[Items from an interface collection]
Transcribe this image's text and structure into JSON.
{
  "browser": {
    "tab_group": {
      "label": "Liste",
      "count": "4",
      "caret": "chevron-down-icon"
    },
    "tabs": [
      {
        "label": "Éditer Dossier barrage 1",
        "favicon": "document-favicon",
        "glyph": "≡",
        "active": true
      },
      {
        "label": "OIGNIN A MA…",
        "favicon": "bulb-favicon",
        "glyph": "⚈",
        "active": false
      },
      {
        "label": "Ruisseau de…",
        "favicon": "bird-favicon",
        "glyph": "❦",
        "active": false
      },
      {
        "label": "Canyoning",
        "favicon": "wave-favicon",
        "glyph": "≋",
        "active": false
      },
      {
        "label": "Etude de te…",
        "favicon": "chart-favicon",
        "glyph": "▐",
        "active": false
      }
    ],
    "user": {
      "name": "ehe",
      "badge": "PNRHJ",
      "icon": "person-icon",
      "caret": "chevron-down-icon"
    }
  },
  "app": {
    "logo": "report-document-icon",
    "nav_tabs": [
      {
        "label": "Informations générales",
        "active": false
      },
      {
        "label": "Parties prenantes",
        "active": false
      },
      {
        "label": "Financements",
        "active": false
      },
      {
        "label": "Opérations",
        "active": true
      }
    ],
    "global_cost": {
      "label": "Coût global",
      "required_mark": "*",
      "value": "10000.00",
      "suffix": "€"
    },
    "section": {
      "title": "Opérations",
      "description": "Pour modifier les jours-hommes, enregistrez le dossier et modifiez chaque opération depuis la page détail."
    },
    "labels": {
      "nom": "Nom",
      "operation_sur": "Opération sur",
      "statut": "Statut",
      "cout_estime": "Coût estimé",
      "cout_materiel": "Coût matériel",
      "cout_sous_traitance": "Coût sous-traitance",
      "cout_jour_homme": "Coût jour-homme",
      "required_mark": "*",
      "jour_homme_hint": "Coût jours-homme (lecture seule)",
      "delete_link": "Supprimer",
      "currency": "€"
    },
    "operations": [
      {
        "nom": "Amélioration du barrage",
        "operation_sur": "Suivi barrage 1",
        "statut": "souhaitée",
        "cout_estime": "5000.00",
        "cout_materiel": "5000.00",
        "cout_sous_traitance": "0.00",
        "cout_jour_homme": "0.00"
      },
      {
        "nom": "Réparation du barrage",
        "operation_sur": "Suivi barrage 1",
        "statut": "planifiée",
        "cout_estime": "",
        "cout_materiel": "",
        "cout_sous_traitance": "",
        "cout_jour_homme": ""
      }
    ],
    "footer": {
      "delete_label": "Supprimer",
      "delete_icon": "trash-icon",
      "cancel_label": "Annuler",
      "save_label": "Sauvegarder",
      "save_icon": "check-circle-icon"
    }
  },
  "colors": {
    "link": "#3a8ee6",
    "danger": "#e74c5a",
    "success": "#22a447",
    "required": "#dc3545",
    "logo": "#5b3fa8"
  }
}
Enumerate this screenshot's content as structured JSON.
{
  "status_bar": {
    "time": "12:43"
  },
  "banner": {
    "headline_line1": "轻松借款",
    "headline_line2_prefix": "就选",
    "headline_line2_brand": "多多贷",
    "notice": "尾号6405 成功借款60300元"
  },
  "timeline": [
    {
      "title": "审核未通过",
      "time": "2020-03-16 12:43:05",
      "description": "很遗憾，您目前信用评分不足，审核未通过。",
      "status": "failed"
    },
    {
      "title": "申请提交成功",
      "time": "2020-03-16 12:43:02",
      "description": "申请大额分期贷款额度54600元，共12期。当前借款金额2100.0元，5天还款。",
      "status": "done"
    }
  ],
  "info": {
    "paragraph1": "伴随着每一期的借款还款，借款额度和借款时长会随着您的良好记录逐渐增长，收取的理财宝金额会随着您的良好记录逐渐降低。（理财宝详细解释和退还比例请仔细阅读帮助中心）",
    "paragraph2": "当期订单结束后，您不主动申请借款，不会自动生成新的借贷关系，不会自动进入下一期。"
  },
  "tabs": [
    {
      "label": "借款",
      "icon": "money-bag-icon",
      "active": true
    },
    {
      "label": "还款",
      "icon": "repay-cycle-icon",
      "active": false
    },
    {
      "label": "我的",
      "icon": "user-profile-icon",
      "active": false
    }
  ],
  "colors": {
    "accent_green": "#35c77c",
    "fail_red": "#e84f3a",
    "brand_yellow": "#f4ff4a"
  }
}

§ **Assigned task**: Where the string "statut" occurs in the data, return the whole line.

§ **Answer to this problem**:
      "statut": "Statut",
        "statut": "souhaitée",
        "statut": "planifiée",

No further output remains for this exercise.